-- Data supplied follows --

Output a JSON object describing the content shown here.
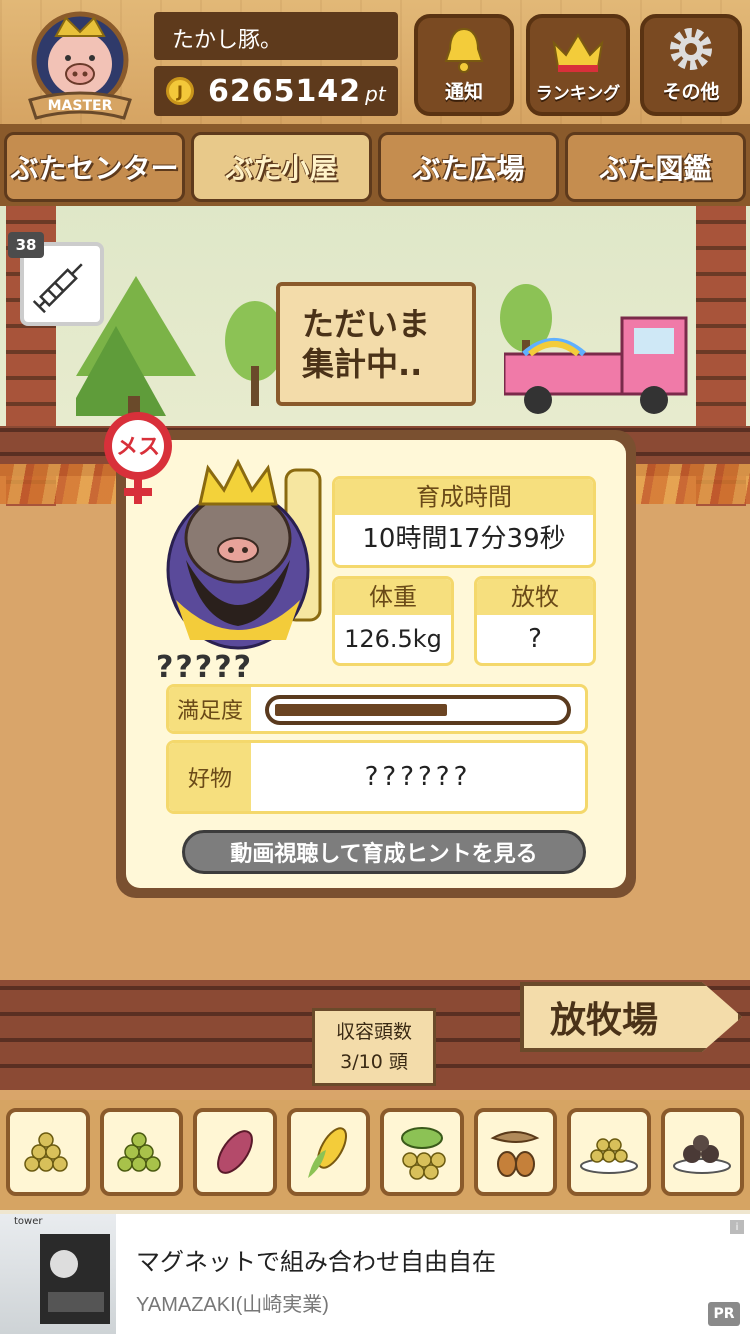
{
  "header": {
    "user_name": "たかし豚。",
    "points": "6265142",
    "points_unit": "pt",
    "coin_symbol": "J",
    "rank_badge": "MASTER",
    "buttons": [
      {
        "label": "通知",
        "icon": "bell-icon"
      },
      {
        "label": "ランキング",
        "icon": "crown-icon"
      },
      {
        "label": "その他",
        "icon": "gear-icon"
      }
    ]
  },
  "tabs": [
    {
      "label": "ぶたセンター"
    },
    {
      "label": "ぶた小屋"
    },
    {
      "label": "ぶた広場"
    },
    {
      "label": "ぶた図鑑"
    }
  ],
  "scene": {
    "item_count": "38",
    "sign_line1": "ただいま",
    "sign_line2": "集計中..",
    "capacity_label": "収容頭数",
    "capacity_value": "3/10 頭",
    "pasture_label": "放牧場"
  },
  "pig_info": {
    "gender_label": "メス",
    "name": "?????",
    "raise_time_label": "育成時間",
    "raise_time_value": "10時間17分39秒",
    "weight_label": "体重",
    "weight_value": "126.5kg",
    "grazing_label": "放牧",
    "grazing_value": "?",
    "satisfaction_label": "満足度",
    "satisfaction_level": 0.6,
    "favorite_label": "好物",
    "favorite_value": "??????",
    "hint_button": "動画視聴して育成ヒントを見る"
  },
  "foods": [
    {
      "icon": "soybeans-icon"
    },
    {
      "icon": "peas-icon"
    },
    {
      "icon": "sweet-potato-icon"
    },
    {
      "icon": "corn-icon"
    },
    {
      "icon": "grapes-icon"
    },
    {
      "icon": "acorn-icon"
    },
    {
      "icon": "grain-plate-icon"
    },
    {
      "icon": "truffle-icon"
    }
  ],
  "ad": {
    "image_text": "tower",
    "title": "マグネットで組み合わせ自由自在",
    "advertiser": "YAMAZAKI(山崎実業)",
    "pr_label": "PR",
    "info_label": "i"
  },
  "colors": {
    "wood_dark": "#5e3a1c",
    "wood_light": "#e2b877",
    "panel_yellow": "#f6df7e",
    "gender_red": "#d8303a"
  }
}
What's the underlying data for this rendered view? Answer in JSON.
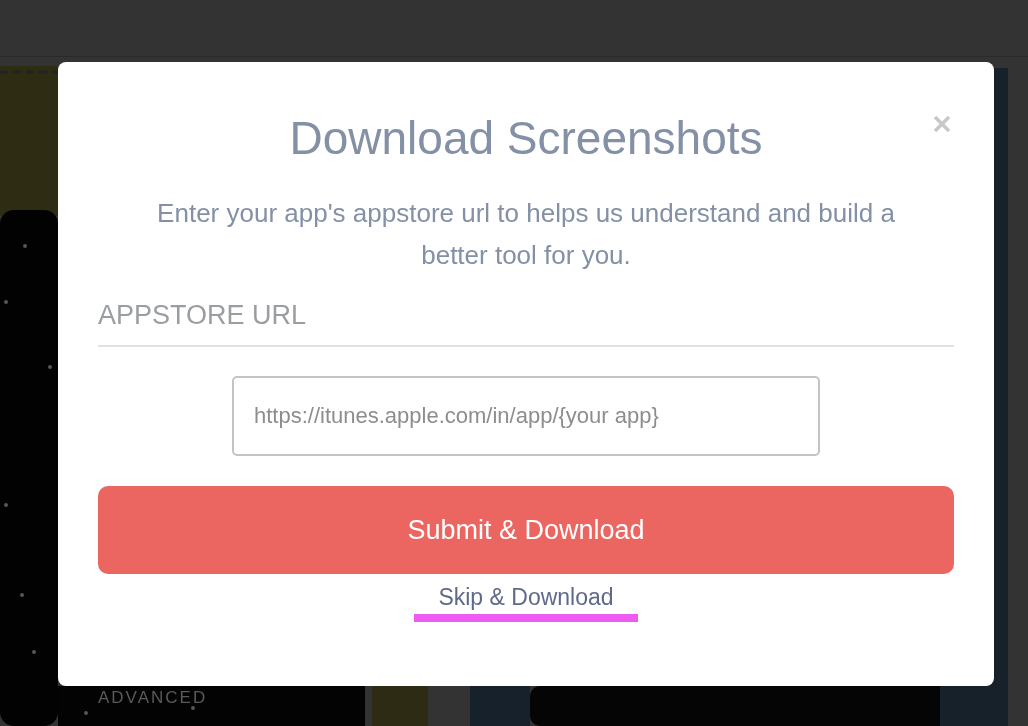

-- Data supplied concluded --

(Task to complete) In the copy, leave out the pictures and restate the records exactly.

(Output below)
Output a JSON object describing the content shown here.
{
  "header": {
    "user_name": "たかし豚。",
    "points": "6265142",
    "points_unit": "pt",
    "coin_symbol": "J",
    "rank_badge": "MASTER",
    "buttons": [
      {
        "label": "通知",
        "icon": "bell-icon"
      },
      {
        "label": "ランキング",
        "icon": "crown-icon"
      },
      {
        "label": "その他",
        "icon": "gear-icon"
      }
    ]
  },
  "tabs": [
    {
      "label": "ぶたセンター"
    },
    {
      "label": "ぶた小屋"
    },
    {
      "label": "ぶた広場"
    },
    {
      "label": "ぶた図鑑"
    }
  ],
  "scene": {
    "item_count": "38",
    "sign_line1": "ただいま",
    "sign_line2": "集計中..",
    "capacity_label": "収容頭数",
    "capacity_value": "3/10 頭",
    "pasture_label": "放牧場"
  },
  "pig_info": {
    "gender_label": "メス",
    "name": "?????",
    "raise_time_label": "育成時間",
    "raise_time_value": "10時間17分39秒",
    "weight_label": "体重",
    "weight_value": "126.5kg",
    "grazing_label": "放牧",
    "grazing_value": "?",
    "satisfaction_label": "満足度",
    "satisfaction_level": 0.6,
    "favorite_label": "好物",
    "favorite_value": "??????",
    "hint_button": "動画視聴して育成ヒントを見る"
  },
  "foods": [
    {
      "icon": "soybeans-icon"
    },
    {
      "icon": "peas-icon"
    },
    {
      "icon": "sweet-potato-icon"
    },
    {
      "icon": "corn-icon"
    },
    {
      "icon": "grapes-icon"
    },
    {
      "icon": "acorn-icon"
    },
    {
      "icon": "grain-plate-icon"
    },
    {
      "icon": "truffle-icon"
    }
  ],
  "ad": {
    "image_text": "tower",
    "title": "マグネットで組み合わせ自由自在",
    "advertiser": "YAMAZAKI(山崎実業)",
    "pr_label": "PR",
    "info_label": "i"
  },
  "colors": {
    "wood_dark": "#5e3a1c",
    "wood_light": "#e2b877",
    "panel_yellow": "#f6df7e",
    "gender_red": "#d8303a"
  }
}
What's the underlying data for this rendered view? Answer in JSON.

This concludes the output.